OPINION: Anti-vax agenda a danger to all of us
OF THE countless indulgent arguments presented in modern times, vaccine denialism has to be one of the more insidious ones.
Leaving aside the reality the claims of anti-vaxers have been thoroughly debunked and discredited by the world's leading medical professionals, the movement's extremists aren't above resorting to gutter tactics, even allegedly attacking the families of dead children.
Reading a news.com article about the harassment of the family of little Sloan DeRosier, who died in his cot in July, I was disturbed but not surprised to see anti-vaxxers had allegedly suggested vaccines were to blame.
Despite the cause of death being undetermined, the grieving mother was allegedly bombarded with messages from anti-vaxxers laying the blame on her.
Sadly, it's not uncommon for anti-vaxxers to engage in increasingly vile commentary, disregarding the facts to suit their sad agenda without the slightest regard for the victims, or the facts.
Regional areas, particularly those with high rates of autism, a condition anti-vaxxers repeatedly link to immunisation regardless of a complete lack of proof, can sometimes be a breeding ground for these dangerous conspiracy theories.
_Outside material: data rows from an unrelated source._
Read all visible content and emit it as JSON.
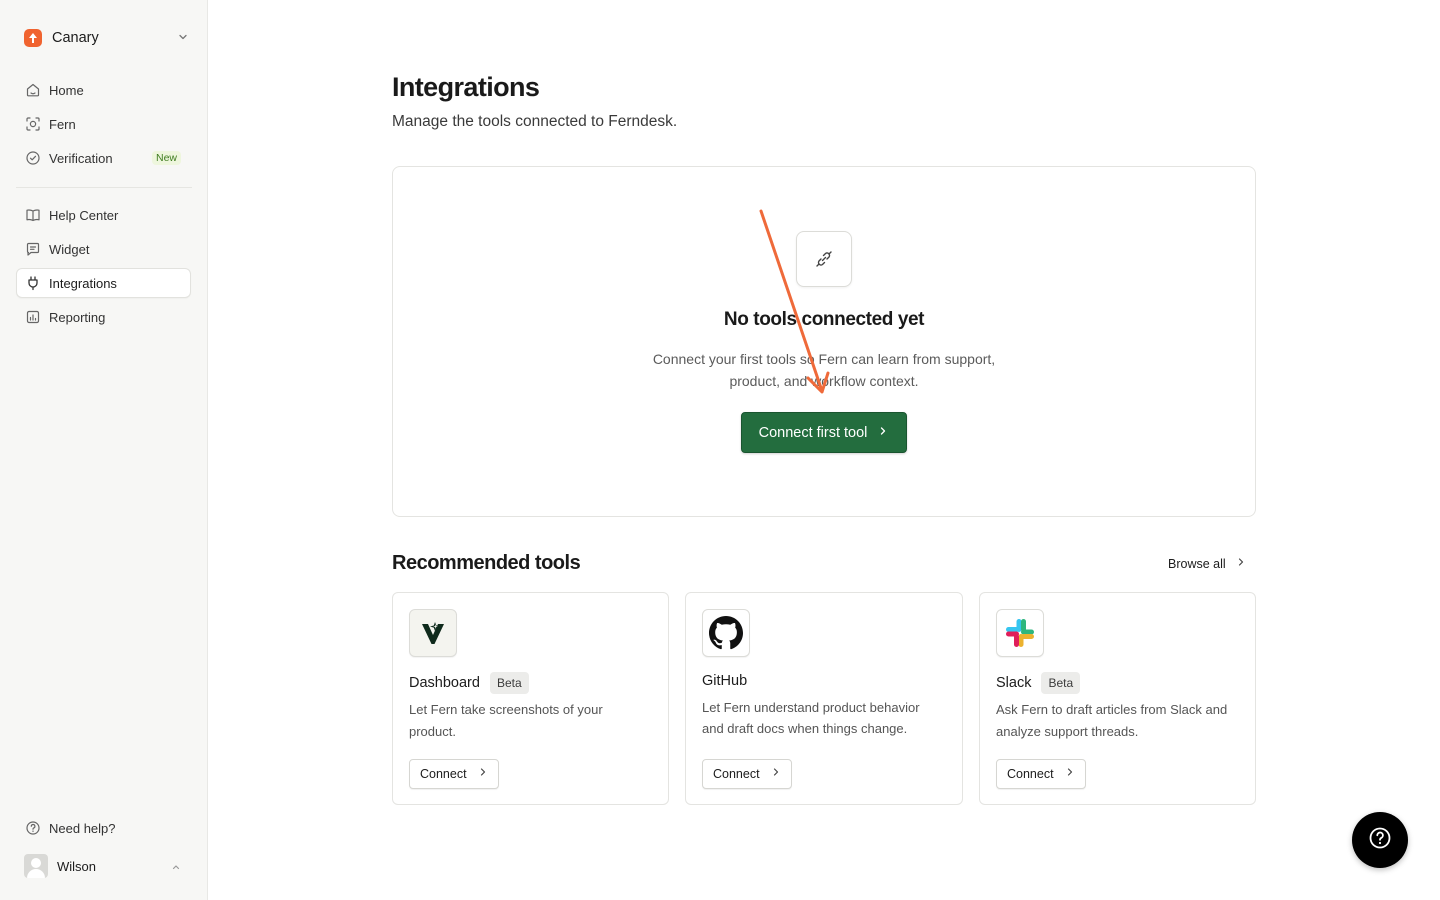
{
  "workspace": {
    "name": "Canary",
    "logo_color": "#f0632f"
  },
  "sidebar": {
    "primary_items": [
      {
        "label": "Home",
        "icon": "home-icon"
      },
      {
        "label": "Fern",
        "icon": "scan-face-icon"
      },
      {
        "label": "Verification",
        "icon": "check-circle-icon",
        "badge": "New"
      }
    ],
    "secondary_items": [
      {
        "label": "Help Center",
        "icon": "book-icon"
      },
      {
        "label": "Widget",
        "icon": "message-square-icon"
      },
      {
        "label": "Integrations",
        "icon": "plug-icon",
        "active": true
      },
      {
        "label": "Reporting",
        "icon": "report-icon"
      }
    ],
    "help": {
      "label": "Need help?",
      "icon": "help-circle-icon"
    },
    "user": {
      "name": "Wilson"
    }
  },
  "page": {
    "title": "Integrations",
    "subtitle": "Manage the tools connected to Ferndesk."
  },
  "empty_state": {
    "icon": "link-icon",
    "title": "No tools connected yet",
    "description": "Connect your first tools so Fern can learn from support, product, and workflow context.",
    "button_label": "Connect first tool",
    "button_color": "#236d3e",
    "annotation_arrow_color": "#ef6a3a"
  },
  "recommended": {
    "title": "Recommended tools",
    "browse_all_label": "Browse all",
    "tools": [
      {
        "name": "Dashboard",
        "badge": "Beta",
        "description": "Let Fern take screenshots of your product.",
        "connect_label": "Connect",
        "logo": "dashboard-logo-icon"
      },
      {
        "name": "GitHub",
        "description": "Let Fern understand product behavior and draft docs when things change.",
        "connect_label": "Connect",
        "logo": "github-logo-icon"
      },
      {
        "name": "Slack",
        "badge": "Beta",
        "description": "Ask Fern to draft articles from Slack and analyze support threads.",
        "connect_label": "Connect",
        "logo": "slack-logo-icon"
      }
    ]
  },
  "help_button": {
    "icon": "help-circle-icon"
  }
}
It's always worth asking anyone under 40 who is considering joining these causes if they know someone who died from diseases like polio, smallpox or measles. Chances are they don't, because they were vaccinated.
What do you think of the recent tactics in the vaccination debate? Leave your comments below.